• Given data:

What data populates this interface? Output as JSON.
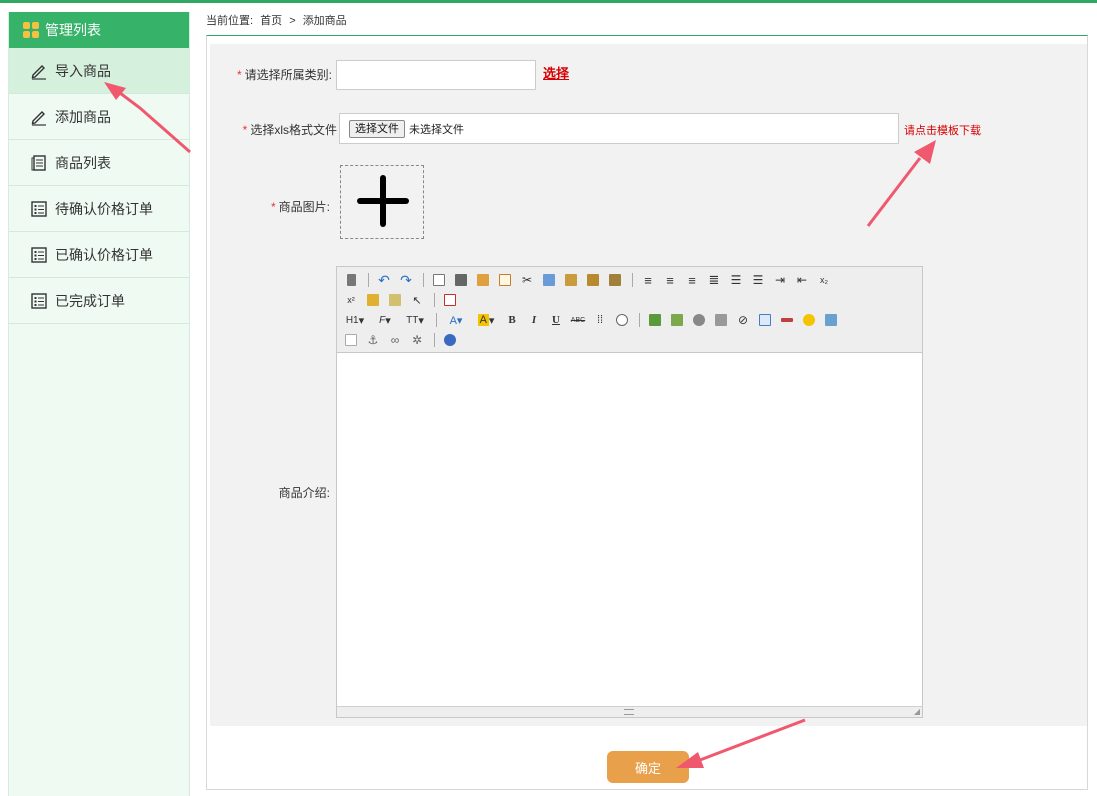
{
  "sidebar": {
    "title": "管理列表",
    "items": [
      {
        "label": "导入商品",
        "icon": "pencil-icon"
      },
      {
        "label": "添加商品",
        "icon": "pencil-icon"
      },
      {
        "label": "商品列表",
        "icon": "document-list-icon"
      },
      {
        "label": "待确认价格订单",
        "icon": "list-icon"
      },
      {
        "label": "已确认价格订单",
        "icon": "list-icon"
      },
      {
        "label": "已完成订单",
        "icon": "list-icon"
      }
    ]
  },
  "breadcrumb": {
    "prefix": "当前位置:",
    "home": "首页",
    "separator": ">",
    "current": "添加商品"
  },
  "form": {
    "required_mark": "*",
    "category_label": "请选择所属类别:",
    "category_value": "",
    "choose_link": "选择",
    "file_label": "选择xls格式文件",
    "file_button": "选择文件",
    "file_status": "未选择文件",
    "template_link": "请点击模板下载",
    "image_label": "商品图片:",
    "intro_label": "商品介绍:",
    "submit_label": "确定"
  },
  "editor": {
    "toolbar_text": {
      "h1": "H1",
      "font": "F",
      "size": "TT",
      "bold": "B",
      "italic": "I",
      "underline": "U",
      "strike": "ABC"
    }
  },
  "colors": {
    "brand_green": "#36b368",
    "required_red": "#e33333",
    "link_red": "#d70000",
    "submit_orange": "#e8a04a",
    "arrow_pink": "#f0586e"
  }
}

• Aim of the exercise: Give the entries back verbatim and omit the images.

• Expected answer:
What data populates this interface? Output as JSON.
{
  "sidebar": {
    "title": "管理列表",
    "items": [
      {
        "label": "导入商品",
        "icon": "pencil-icon"
      },
      {
        "label": "添加商品",
        "icon": "pencil-icon"
      },
      {
        "label": "商品列表",
        "icon": "document-list-icon"
      },
      {
        "label": "待确认价格订单",
        "icon": "list-icon"
      },
      {
        "label": "已确认价格订单",
        "icon": "list-icon"
      },
      {
        "label": "已完成订单",
        "icon": "list-icon"
      }
    ]
  },
  "breadcrumb": {
    "prefix": "当前位置:",
    "home": "首页",
    "separator": ">",
    "current": "添加商品"
  },
  "form": {
    "required_mark": "*",
    "category_label": "请选择所属类别:",
    "category_value": "",
    "choose_link": "选择",
    "file_label": "选择xls格式文件",
    "file_button": "选择文件",
    "file_status": "未选择文件",
    "template_link": "请点击模板下载",
    "image_label": "商品图片:",
    "intro_label": "商品介绍:",
    "submit_label": "确定"
  },
  "editor": {
    "toolbar_text": {
      "h1": "H1",
      "font": "F",
      "size": "TT",
      "bold": "B",
      "italic": "I",
      "underline": "U",
      "strike": "ABC"
    }
  },
  "colors": {
    "brand_green": "#36b368",
    "required_red": "#e33333",
    "link_red": "#d70000",
    "submit_orange": "#e8a04a",
    "arrow_pink": "#f0586e"
  }
}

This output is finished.